What this task involves: Locate every line below that contains the word "handle" and copy it.
*** Opening of Records for this exercise ***
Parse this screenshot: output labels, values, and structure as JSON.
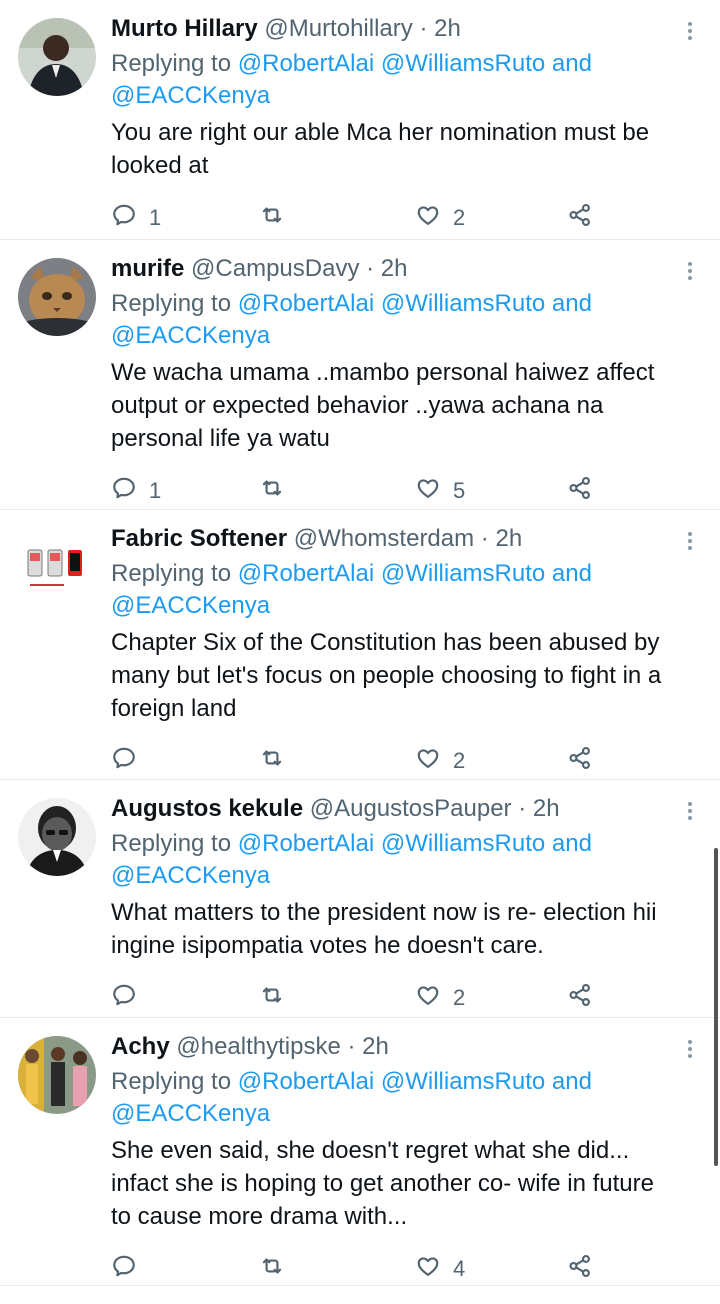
{
  "colors": {
    "accent": "#1d9bf0",
    "muted": "#536471",
    "text": "#0f1419",
    "divider": "#e6ecf0"
  },
  "icons": {
    "reply": "reply-icon",
    "retweet": "retweet-icon",
    "like": "heart-icon",
    "share": "share-icon",
    "more": "more-vertical-icon"
  },
  "tweets": [
    {
      "name": "Murto Hillary",
      "handle": "@Murtohillary",
      "time": "2h",
      "replying_prefix": "Replying to",
      "mention1": "@RobertAlai",
      "mention2": "@WilliamsRuto",
      "and_word": "and",
      "mention3": "@EACCKenya",
      "lines": [
        "You are right our able Mca her nomination must be",
        "looked at"
      ],
      "replies": "1",
      "retweets": "",
      "likes": "2"
    },
    {
      "name": "murife",
      "handle": "@CampusDavy",
      "time": "2h",
      "replying_prefix": "Replying to",
      "mention1": "@RobertAlai",
      "mention2": "@WilliamsRuto",
      "and_word": "and",
      "mention3": "@EACCKenya",
      "lines": [
        "We wacha umama ..mambo personal haiwez affect",
        "output or expected behavior ..yawa achana na",
        "personal life ya watu"
      ],
      "replies": "1",
      "retweets": "",
      "likes": "5"
    },
    {
      "name": "Fabric Softener",
      "handle": "@Whomsterdam",
      "time": "2h",
      "replying_prefix": "Replying to",
      "mention1": "@RobertAlai",
      "mention2": "@WilliamsRuto",
      "and_word": "and",
      "mention3": "@EACCKenya",
      "lines": [
        "Chapter Six of the Constitution has been abused by",
        "many but let's focus on people choosing to fight in a",
        "foreign land"
      ],
      "replies": "",
      "retweets": "",
      "likes": "2"
    },
    {
      "name": "Augustos kekule",
      "handle": "@AugustosPauper",
      "time": "2h",
      "replying_prefix": "Replying to",
      "mention1": "@RobertAlai",
      "mention2": "@WilliamsRuto",
      "and_word": "and",
      "mention3": "@EACCKenya",
      "lines": [
        "What matters to the president now is re- election hii",
        "ingine isipompatia votes he doesn't care."
      ],
      "replies": "",
      "retweets": "",
      "likes": "2"
    },
    {
      "name": "Achy",
      "handle": "@healthytipske",
      "time": "2h",
      "replying_prefix": "Replying to",
      "mention1": "@RobertAlai",
      "mention2": "@WilliamsRuto",
      "and_word": "and",
      "mention3": "@EACCKenya",
      "lines": [
        "She even said, she doesn't regret what she did...",
        "infact she is hoping to get another co- wife in future",
        "to cause more drama with..."
      ],
      "replies": "",
      "retweets": "",
      "likes": "4"
    }
  ]
}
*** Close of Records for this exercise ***
Solution to this problem:
      "handle": "@Murtohillary",
      "handle": "@CampusDavy",
      "handle": "@Whomsterdam",
      "handle": "@AugustosPauper",
      "handle": "@healthytipske",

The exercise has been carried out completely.